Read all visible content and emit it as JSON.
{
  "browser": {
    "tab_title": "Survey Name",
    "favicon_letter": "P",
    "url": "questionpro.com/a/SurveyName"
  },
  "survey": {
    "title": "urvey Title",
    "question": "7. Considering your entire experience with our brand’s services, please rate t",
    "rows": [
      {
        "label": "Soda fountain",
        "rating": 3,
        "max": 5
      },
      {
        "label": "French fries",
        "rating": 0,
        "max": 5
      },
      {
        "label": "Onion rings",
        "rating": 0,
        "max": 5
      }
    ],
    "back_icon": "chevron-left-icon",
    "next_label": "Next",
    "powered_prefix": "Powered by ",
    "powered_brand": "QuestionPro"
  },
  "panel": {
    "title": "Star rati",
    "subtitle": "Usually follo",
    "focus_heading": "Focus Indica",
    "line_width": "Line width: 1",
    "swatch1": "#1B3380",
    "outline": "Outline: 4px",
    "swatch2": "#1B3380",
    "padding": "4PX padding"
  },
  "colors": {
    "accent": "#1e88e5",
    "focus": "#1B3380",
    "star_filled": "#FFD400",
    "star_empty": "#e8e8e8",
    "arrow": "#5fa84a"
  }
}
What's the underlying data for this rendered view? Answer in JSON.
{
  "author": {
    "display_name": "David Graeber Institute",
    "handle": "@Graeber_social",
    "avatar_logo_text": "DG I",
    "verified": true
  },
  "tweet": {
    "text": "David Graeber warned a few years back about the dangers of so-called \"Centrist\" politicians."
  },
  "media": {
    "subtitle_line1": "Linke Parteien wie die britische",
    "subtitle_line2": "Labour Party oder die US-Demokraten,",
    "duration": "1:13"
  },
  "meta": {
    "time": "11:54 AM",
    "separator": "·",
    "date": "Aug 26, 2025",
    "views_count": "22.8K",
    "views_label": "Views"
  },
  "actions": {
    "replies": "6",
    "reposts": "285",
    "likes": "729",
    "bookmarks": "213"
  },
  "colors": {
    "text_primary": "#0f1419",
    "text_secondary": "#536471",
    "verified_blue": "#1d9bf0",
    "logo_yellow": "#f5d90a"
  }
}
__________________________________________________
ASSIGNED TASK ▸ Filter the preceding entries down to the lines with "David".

SOLUTION TO THE EXERCISE ▸
    "display_name": "David Graeber Institute",
    "text": "David Graeber warned a few years back about the dangers of so-called \"Centrist\" politicians."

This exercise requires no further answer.